My designs are not for the traditional bride. They are quite minimal but with unique details and fabrics. I am very inspired by old movies, red carpets and women’s curves. Many of my gowns could be worn not only for a wedding but for a red carpet or an elegant event. That is how I imagine them. I try to differentiate myself from other designers by looking at what has already been done and what I could bring to the table. Then for each order it is very personal as everything is made to measure with the finest fabrics. I am always being very honest when advising my clients. I will never push or do something that doesn’t fit just to make a sale.
SB: What do you consider to be the signature design elements of Valentine Avoh?
VA: Surprising fabrics, lightness and a highlighted waist.
SB: What is your favorite part of the design process?
VA: Being able to play with the fabrics, research and drape on the mannequins, watching movies or going to exhibitions.
SB: If you were not a fashion designer, what would you want to be?
VA: A photographer or a writer.
SB: What aspects of the bridal fashion industry would you like to change?
VA: I would like some brands to be more up-front about the material they use. A lot of brands use polyester as their main fabric but will omit to write it on their website or will use terms such as “signature crepe or luxe crepe,” which is misleading for brides who think they are paying for silk, and they are not.
SB: What is your favorite part of being a designer?
VA: Being able to create and invent things.
SB: What are your favorite materials/embellishments to work with?
VA: Feathers, embroidered or beaded tulle … anything beaded.
SB: Do you have a favorite dress that you designed? Why is it your favorite?
VA: I love the Harlow because it represents everything that I love: beads, bias cut and silk. Ginger obviously is a favorite, too.
SB: Describe the Valentine Avoh bride.
VA: Women who wish to highlight their femininity without compromising ease. Women who want to look glamorous on their wedding day wearing a carefully handcrafted piece made in the finest materials, such as silk, French lace, embroidered tulle or feather.
They want to make an impression without looking disguised and love a minimalistic, well-cut piece with unique details or material. That is why they love the bespoke approach of my work, knowing that each dress is made to their measurements and can be customized according to their taste and curves, or that they can also go for a truly unique design.
SB: What do you think is the next bridal fashion trend?
VA: Embroidered tulle is still going strong as well as lace. Many of my brides are tired of the boho romantic trend and are looking for more glamorous, couture dresses. Short dresses and separates are becoming more popular every year. I think the brand that can offer a bespoke service will have a large audience as people really want to differentiate themselves from the masses, especially with Instagram and wedding blogs.
SB: What is your process for designing a collection?
VA: I mainly start with the fabrics and see how they move to know what I will want to create with each one of them. On the side, I will have many visual inspirations/images that will influence my designs or a detail on a dress. Obviously, I will also think about what my brides want, what design was successful last year or what I think is missing in the collection.
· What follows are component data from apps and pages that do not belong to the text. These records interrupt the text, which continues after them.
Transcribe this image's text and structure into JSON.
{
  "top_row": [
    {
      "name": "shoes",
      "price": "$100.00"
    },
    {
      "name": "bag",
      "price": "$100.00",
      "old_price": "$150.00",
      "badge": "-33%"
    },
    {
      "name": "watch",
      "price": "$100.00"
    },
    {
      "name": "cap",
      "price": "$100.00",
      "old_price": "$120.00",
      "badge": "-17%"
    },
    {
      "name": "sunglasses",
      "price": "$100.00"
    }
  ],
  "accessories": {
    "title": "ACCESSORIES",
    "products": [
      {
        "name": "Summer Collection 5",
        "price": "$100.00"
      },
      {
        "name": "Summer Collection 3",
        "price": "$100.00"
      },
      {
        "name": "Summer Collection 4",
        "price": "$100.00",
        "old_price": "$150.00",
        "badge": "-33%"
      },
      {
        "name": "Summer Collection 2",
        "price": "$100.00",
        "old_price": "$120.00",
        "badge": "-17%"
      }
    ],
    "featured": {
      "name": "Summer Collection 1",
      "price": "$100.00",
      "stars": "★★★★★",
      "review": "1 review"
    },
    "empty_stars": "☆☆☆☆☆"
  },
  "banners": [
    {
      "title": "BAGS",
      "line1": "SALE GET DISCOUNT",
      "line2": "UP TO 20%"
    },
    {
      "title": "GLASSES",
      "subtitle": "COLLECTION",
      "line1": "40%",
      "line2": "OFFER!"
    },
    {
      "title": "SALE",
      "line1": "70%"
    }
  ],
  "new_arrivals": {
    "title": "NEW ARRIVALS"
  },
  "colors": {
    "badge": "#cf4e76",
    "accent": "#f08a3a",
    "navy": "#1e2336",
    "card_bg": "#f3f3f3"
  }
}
SB: Can you tell us what is coming up for your next collection(s)?
VA: Just one thing—silk satin will make an entrance in my collections.